# [Work instruction]
Gather the lines below that include the string "name", copying each in full.
►
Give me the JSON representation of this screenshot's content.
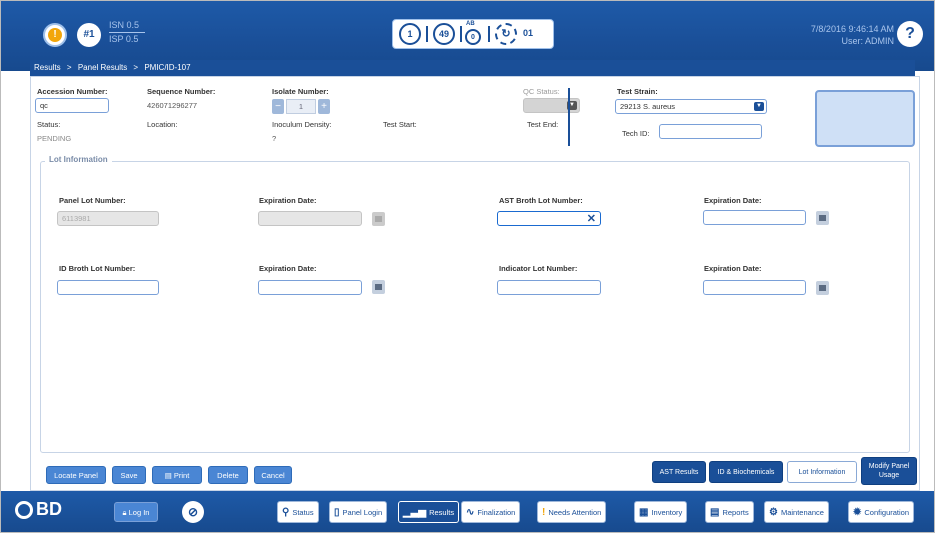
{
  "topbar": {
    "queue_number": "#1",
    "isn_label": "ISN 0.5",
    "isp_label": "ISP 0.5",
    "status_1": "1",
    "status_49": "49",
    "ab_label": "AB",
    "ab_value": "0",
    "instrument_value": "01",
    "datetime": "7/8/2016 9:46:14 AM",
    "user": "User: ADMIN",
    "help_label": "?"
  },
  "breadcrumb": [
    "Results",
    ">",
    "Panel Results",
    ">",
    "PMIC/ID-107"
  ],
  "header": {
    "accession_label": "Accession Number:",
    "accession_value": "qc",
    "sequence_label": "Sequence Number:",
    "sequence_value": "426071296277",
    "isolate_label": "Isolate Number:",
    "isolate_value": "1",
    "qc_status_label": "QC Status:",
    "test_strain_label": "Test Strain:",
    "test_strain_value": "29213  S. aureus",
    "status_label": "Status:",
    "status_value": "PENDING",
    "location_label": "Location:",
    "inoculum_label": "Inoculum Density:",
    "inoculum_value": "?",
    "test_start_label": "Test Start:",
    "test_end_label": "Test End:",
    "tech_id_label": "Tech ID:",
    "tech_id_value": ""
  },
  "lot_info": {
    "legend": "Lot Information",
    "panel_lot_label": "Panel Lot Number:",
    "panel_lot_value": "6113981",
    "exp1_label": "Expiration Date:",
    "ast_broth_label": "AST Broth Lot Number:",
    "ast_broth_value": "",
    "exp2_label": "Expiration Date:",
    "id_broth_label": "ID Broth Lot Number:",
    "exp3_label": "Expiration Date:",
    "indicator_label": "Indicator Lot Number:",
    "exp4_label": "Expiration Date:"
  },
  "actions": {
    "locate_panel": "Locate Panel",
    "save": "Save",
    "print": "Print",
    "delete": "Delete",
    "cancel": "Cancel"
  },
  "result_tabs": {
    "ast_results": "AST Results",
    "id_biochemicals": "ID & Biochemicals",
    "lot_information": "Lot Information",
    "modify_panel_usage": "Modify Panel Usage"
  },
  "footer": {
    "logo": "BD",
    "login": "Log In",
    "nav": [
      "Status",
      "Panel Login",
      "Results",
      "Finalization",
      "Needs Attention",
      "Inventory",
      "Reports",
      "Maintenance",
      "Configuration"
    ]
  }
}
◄
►
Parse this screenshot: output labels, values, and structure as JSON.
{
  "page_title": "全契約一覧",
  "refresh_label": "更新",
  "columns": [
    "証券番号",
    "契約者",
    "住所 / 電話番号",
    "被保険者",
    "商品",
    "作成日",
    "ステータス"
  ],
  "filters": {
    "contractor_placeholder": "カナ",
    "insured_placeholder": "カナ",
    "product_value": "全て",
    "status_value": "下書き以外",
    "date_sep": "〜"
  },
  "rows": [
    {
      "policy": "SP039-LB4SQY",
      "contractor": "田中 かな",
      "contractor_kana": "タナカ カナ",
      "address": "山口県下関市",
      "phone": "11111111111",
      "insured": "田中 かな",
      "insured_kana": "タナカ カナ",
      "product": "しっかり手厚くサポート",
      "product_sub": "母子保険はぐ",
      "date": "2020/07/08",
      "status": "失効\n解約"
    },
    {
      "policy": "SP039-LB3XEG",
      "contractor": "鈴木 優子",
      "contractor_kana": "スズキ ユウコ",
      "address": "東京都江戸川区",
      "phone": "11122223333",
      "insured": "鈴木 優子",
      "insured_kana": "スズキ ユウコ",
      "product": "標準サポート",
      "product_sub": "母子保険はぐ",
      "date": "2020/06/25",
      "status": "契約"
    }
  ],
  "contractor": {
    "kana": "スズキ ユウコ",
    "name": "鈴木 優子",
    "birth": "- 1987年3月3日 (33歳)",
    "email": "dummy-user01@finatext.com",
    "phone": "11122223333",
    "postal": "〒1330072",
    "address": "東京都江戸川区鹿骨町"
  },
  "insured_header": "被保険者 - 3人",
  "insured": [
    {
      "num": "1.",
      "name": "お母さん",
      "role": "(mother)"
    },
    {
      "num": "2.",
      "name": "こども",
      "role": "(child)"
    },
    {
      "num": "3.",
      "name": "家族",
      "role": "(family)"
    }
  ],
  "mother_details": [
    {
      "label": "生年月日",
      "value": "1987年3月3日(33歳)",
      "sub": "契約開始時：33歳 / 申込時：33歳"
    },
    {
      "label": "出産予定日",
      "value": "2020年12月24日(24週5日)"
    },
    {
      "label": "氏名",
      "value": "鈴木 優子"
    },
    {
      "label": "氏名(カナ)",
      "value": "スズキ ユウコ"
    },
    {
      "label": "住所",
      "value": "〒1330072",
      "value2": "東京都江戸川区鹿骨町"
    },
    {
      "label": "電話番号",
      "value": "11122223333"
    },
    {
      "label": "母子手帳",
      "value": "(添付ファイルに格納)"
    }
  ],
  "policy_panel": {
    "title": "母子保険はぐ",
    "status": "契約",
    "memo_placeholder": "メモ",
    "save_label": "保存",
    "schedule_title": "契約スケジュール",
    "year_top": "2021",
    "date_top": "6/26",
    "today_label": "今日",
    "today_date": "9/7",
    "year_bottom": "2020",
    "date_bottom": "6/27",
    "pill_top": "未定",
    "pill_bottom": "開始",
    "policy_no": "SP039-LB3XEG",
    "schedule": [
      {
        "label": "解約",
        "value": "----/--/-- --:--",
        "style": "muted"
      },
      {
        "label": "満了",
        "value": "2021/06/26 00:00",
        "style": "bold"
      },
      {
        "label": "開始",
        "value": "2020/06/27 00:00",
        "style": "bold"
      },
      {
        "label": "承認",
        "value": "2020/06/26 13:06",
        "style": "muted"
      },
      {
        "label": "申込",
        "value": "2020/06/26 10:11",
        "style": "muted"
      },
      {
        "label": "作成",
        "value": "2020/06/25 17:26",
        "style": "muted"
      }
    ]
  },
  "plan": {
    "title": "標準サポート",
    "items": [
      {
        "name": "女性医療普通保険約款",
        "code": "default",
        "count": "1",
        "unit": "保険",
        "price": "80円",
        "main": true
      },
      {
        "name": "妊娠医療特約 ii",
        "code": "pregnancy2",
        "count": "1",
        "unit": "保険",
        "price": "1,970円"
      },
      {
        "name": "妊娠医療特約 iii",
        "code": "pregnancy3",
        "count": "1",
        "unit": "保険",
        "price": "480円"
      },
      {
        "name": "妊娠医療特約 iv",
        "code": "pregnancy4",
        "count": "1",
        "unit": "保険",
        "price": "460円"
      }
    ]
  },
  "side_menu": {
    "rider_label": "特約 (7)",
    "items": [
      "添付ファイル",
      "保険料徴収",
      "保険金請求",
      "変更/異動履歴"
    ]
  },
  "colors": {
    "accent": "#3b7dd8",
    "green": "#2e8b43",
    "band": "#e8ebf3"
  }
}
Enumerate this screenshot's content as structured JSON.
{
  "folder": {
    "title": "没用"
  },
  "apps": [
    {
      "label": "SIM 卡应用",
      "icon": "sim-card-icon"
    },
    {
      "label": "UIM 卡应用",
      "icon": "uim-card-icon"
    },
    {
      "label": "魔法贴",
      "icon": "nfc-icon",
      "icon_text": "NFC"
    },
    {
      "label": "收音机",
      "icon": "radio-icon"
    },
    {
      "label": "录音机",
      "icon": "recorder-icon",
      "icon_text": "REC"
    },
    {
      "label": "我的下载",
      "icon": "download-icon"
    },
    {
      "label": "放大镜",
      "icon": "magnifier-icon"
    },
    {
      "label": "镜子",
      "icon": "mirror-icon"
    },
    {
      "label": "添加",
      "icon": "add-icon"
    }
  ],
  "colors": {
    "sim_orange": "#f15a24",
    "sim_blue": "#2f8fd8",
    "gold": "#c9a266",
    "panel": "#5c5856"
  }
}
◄
# [Written reply]
    "name": "鈴木 優子",
      "name": "お母さん",
      "name": "こども",
      "name": "家族",
        "name": "女性医療普通保険約款",
        "name": "妊娠医療特約 ii",
        "name": "妊娠医療特約 iii",
        "name": "妊娠医療特約 iv",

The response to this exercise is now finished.